* WHAT THE TASK ASKS *
The answer must consist of every line from the data that holds "Axence".

* EXTRACTED DATA *
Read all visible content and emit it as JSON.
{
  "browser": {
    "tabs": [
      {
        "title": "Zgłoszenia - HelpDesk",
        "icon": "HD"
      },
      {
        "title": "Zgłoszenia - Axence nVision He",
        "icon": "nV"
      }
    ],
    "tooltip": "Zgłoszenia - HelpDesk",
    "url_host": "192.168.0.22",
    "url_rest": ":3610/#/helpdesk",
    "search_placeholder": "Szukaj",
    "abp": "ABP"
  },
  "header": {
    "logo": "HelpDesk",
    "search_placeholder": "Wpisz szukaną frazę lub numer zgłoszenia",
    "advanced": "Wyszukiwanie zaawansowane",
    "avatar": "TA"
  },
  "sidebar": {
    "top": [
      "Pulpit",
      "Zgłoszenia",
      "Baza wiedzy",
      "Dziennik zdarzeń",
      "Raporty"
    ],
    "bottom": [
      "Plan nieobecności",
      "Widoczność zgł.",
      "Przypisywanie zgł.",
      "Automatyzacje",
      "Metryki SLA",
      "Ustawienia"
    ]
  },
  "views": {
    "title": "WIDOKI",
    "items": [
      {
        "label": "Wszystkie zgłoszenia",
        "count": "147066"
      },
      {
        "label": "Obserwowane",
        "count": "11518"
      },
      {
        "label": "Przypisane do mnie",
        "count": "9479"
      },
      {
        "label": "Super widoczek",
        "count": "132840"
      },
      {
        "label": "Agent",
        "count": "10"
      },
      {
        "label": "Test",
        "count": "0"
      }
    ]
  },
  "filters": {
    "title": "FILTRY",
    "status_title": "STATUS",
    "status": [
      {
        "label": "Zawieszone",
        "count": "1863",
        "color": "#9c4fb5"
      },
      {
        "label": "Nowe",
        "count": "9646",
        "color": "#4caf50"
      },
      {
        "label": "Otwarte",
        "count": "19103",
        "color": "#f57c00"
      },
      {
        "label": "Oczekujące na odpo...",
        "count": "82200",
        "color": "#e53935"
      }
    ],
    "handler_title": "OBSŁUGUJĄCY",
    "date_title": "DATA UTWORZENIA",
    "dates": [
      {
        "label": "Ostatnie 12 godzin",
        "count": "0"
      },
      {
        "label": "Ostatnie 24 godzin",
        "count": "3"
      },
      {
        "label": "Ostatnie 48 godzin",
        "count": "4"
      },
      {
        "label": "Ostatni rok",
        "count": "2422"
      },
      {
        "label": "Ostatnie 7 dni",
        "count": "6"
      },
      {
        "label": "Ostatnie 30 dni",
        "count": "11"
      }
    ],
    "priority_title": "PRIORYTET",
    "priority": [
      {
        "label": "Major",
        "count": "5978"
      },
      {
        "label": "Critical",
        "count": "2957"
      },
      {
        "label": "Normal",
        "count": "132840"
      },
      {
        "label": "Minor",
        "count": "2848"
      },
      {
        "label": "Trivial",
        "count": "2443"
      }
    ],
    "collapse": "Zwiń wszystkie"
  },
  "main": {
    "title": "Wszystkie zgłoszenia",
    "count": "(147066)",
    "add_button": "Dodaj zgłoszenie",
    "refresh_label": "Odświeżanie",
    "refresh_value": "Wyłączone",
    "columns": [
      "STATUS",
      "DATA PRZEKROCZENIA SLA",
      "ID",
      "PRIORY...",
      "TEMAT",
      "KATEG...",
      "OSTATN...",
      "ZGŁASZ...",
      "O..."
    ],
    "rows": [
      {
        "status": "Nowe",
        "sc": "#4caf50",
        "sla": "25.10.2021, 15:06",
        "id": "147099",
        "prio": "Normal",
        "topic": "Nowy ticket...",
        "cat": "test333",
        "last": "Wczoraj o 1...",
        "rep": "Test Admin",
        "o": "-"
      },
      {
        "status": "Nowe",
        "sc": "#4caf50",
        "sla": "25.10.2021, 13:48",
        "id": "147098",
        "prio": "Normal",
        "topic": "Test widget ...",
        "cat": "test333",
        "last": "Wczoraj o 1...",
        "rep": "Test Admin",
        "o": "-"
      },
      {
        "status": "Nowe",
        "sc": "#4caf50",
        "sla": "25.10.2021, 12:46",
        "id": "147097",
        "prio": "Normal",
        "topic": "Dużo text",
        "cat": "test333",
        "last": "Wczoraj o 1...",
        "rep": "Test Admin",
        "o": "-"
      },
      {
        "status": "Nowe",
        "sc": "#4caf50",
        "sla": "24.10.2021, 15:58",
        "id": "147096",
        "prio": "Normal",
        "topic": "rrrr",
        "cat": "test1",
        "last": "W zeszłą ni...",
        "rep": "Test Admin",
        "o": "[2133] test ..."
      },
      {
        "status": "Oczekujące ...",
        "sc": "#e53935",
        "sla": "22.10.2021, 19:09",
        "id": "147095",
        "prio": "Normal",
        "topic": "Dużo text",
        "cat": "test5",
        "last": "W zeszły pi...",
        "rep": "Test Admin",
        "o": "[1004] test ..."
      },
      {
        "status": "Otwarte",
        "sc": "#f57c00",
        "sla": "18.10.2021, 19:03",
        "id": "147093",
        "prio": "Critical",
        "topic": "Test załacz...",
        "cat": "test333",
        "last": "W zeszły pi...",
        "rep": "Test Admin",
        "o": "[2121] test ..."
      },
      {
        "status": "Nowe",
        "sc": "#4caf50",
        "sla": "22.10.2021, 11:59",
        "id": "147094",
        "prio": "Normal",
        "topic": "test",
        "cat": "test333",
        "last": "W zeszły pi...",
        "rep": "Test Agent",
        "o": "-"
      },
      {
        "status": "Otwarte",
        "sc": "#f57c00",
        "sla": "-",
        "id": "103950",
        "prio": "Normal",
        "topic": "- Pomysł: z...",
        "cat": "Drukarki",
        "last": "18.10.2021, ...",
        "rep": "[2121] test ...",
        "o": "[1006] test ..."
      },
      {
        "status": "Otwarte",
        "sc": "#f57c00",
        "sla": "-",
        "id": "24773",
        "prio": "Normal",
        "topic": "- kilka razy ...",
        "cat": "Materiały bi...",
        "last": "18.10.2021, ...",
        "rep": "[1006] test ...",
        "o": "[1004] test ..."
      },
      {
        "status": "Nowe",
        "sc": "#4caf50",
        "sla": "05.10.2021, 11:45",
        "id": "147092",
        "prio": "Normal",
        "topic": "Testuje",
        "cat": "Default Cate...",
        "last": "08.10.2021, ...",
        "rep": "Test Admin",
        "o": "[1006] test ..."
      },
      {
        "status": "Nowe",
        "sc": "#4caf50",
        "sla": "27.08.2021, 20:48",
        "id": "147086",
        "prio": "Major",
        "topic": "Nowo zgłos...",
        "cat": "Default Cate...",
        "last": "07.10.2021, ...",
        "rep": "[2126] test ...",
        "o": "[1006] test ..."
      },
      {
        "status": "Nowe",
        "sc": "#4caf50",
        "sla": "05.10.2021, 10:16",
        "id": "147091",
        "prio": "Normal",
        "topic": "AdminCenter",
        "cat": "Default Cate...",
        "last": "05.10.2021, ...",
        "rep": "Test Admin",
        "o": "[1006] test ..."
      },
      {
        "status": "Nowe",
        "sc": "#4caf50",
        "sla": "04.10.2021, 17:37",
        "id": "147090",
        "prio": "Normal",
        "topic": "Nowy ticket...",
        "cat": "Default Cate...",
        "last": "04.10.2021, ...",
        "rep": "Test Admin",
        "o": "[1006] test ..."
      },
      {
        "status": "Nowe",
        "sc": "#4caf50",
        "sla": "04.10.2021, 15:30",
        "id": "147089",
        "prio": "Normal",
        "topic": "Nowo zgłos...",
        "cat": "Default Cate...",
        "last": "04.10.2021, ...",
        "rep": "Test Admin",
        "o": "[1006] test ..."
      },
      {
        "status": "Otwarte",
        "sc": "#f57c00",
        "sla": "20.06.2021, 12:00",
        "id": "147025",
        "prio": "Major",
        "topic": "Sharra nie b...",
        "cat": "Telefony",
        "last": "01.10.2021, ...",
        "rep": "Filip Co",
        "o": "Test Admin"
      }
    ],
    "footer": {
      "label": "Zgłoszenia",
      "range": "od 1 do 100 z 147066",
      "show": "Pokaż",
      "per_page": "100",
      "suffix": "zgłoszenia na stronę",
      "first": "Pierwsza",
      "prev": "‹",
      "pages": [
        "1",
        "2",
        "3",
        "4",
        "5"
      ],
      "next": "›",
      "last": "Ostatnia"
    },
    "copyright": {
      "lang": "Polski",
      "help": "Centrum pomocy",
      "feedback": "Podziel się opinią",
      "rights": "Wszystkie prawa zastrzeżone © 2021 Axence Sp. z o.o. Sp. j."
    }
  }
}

* TASK RESULT *
        "title": "Zgłoszenia - Axence nVision He",
      "rights": "Wszystkie prawa zastrzeżone © 2021 Axence Sp. z o.o. Sp. j."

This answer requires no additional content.